= Beginning of Section =

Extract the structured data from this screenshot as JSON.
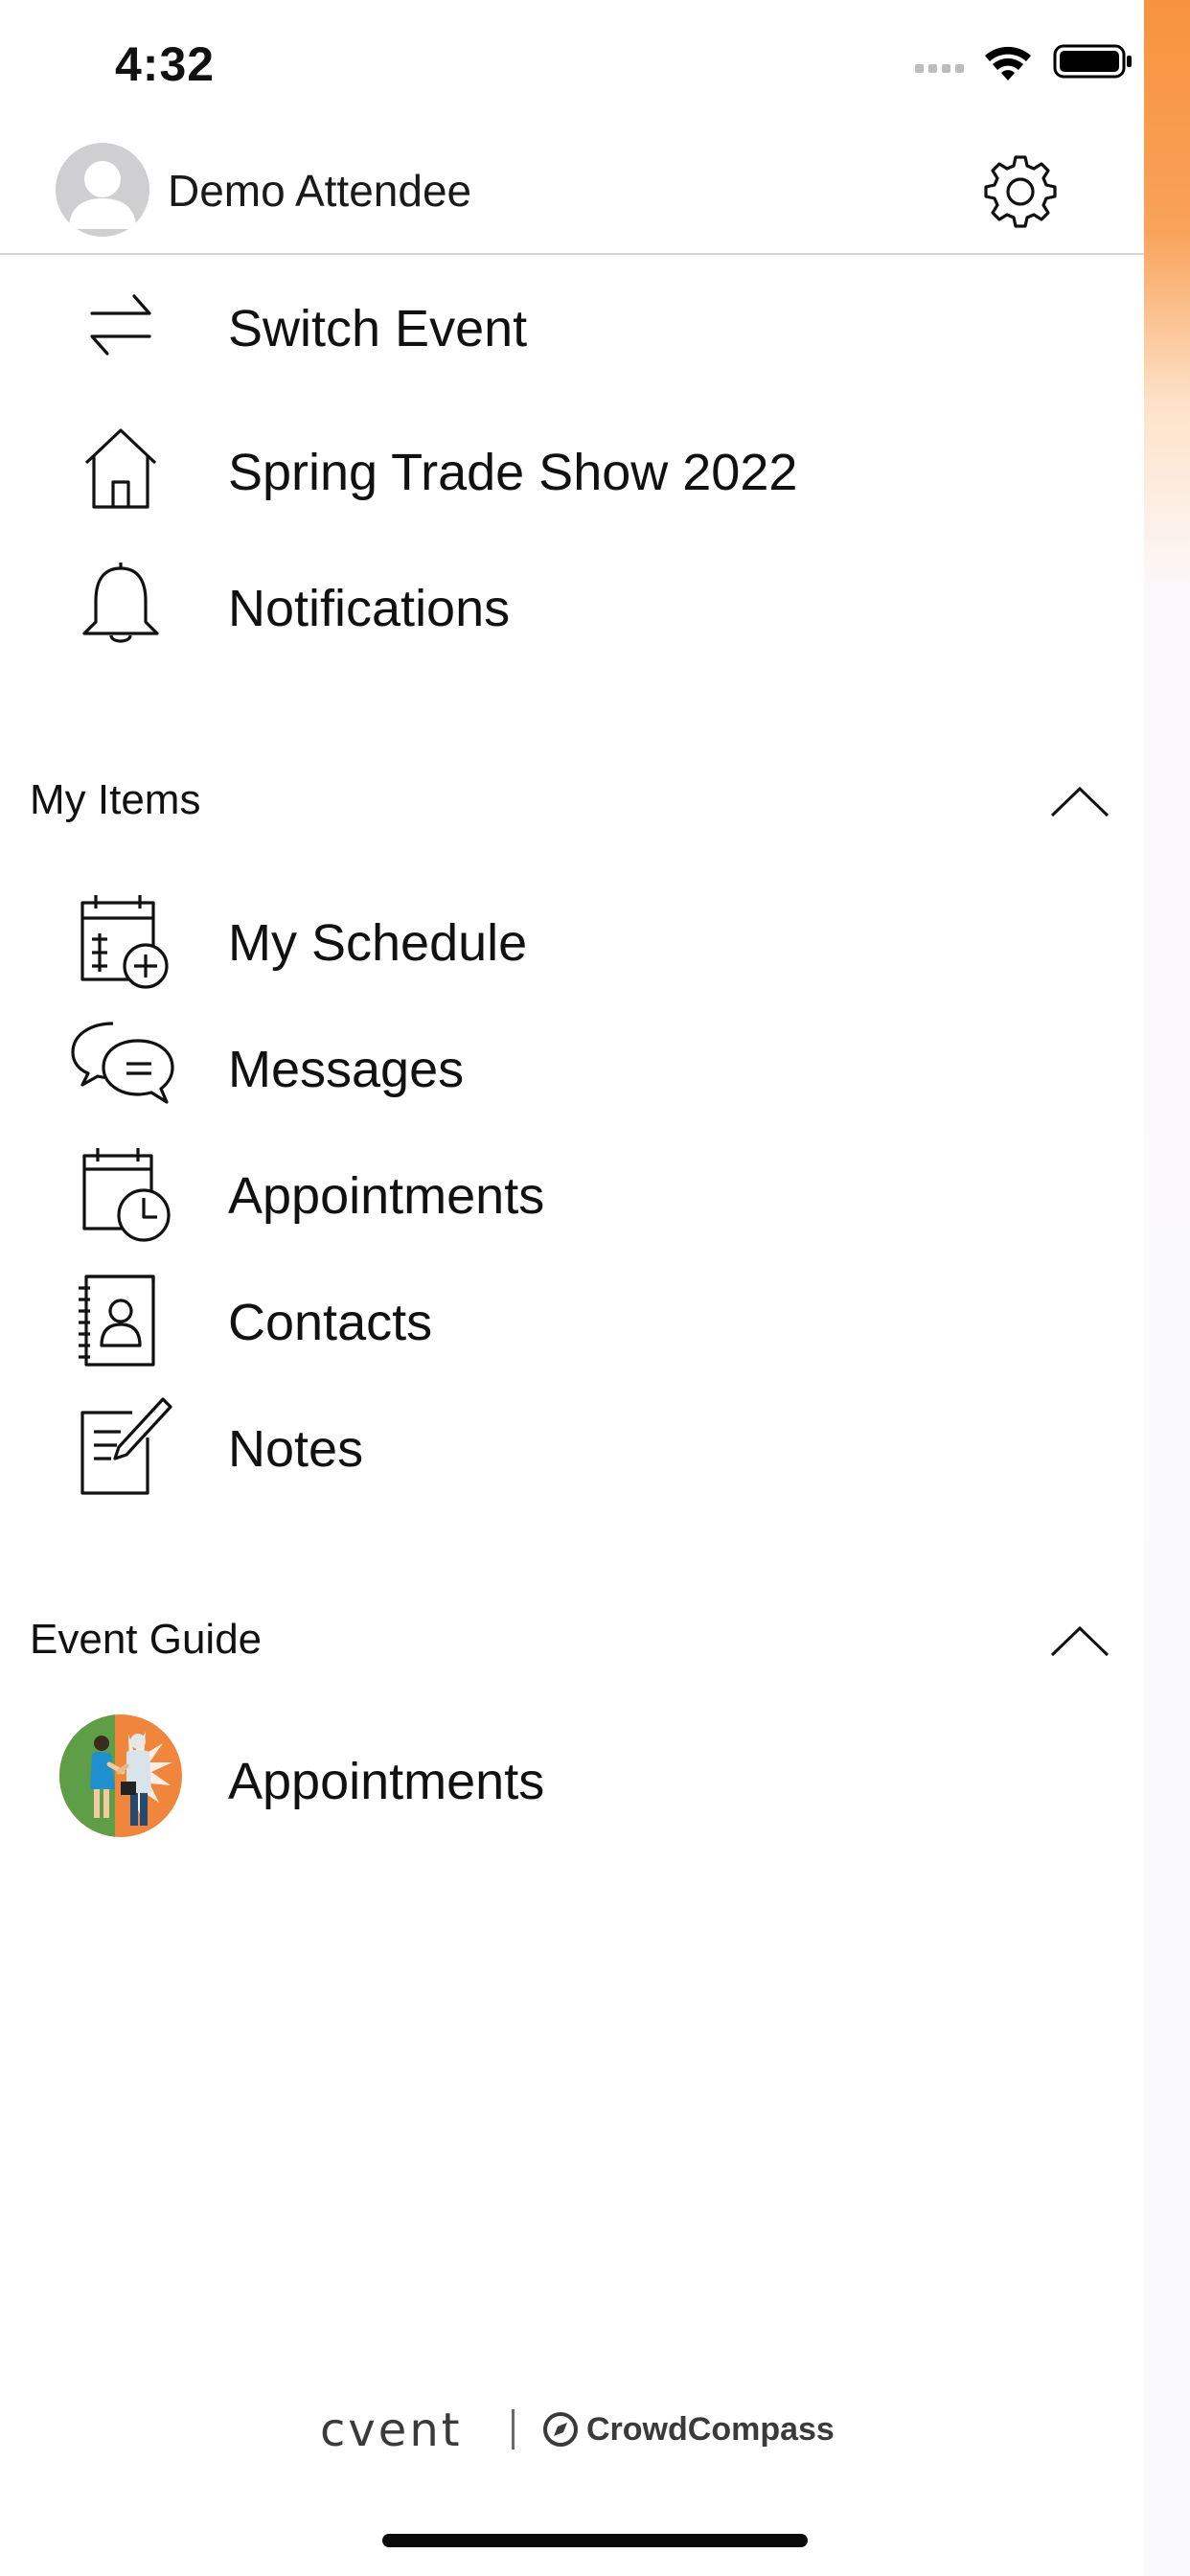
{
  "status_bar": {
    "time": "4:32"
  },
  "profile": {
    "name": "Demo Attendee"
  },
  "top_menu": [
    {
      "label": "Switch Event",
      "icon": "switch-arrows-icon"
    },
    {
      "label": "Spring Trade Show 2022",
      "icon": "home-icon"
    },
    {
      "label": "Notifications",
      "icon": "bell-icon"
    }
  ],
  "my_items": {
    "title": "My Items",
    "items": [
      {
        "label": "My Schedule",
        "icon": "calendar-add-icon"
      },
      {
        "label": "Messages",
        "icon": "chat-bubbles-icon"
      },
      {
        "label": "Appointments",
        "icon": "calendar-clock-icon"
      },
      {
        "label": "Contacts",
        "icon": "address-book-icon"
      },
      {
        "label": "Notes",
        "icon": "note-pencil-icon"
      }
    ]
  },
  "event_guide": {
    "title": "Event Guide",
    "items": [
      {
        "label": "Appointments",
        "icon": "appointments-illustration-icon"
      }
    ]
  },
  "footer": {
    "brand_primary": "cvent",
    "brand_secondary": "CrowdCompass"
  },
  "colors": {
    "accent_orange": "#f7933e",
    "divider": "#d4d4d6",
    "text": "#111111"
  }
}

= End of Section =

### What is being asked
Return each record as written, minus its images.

### Expected answer
Extract the structured data from this screenshot as JSON.
{
  "status_bar": {
    "time": "4:32"
  },
  "profile": {
    "name": "Demo Attendee"
  },
  "top_menu": [
    {
      "label": "Switch Event",
      "icon": "switch-arrows-icon"
    },
    {
      "label": "Spring Trade Show 2022",
      "icon": "home-icon"
    },
    {
      "label": "Notifications",
      "icon": "bell-icon"
    }
  ],
  "my_items": {
    "title": "My Items",
    "items": [
      {
        "label": "My Schedule",
        "icon": "calendar-add-icon"
      },
      {
        "label": "Messages",
        "icon": "chat-bubbles-icon"
      },
      {
        "label": "Appointments",
        "icon": "calendar-clock-icon"
      },
      {
        "label": "Contacts",
        "icon": "address-book-icon"
      },
      {
        "label": "Notes",
        "icon": "note-pencil-icon"
      }
    ]
  },
  "event_guide": {
    "title": "Event Guide",
    "items": [
      {
        "label": "Appointments",
        "icon": "appointments-illustration-icon"
      }
    ]
  },
  "footer": {
    "brand_primary": "cvent",
    "brand_secondary": "CrowdCompass"
  },
  "colors": {
    "accent_orange": "#f7933e",
    "divider": "#d4d4d6",
    "text": "#111111"
  }
}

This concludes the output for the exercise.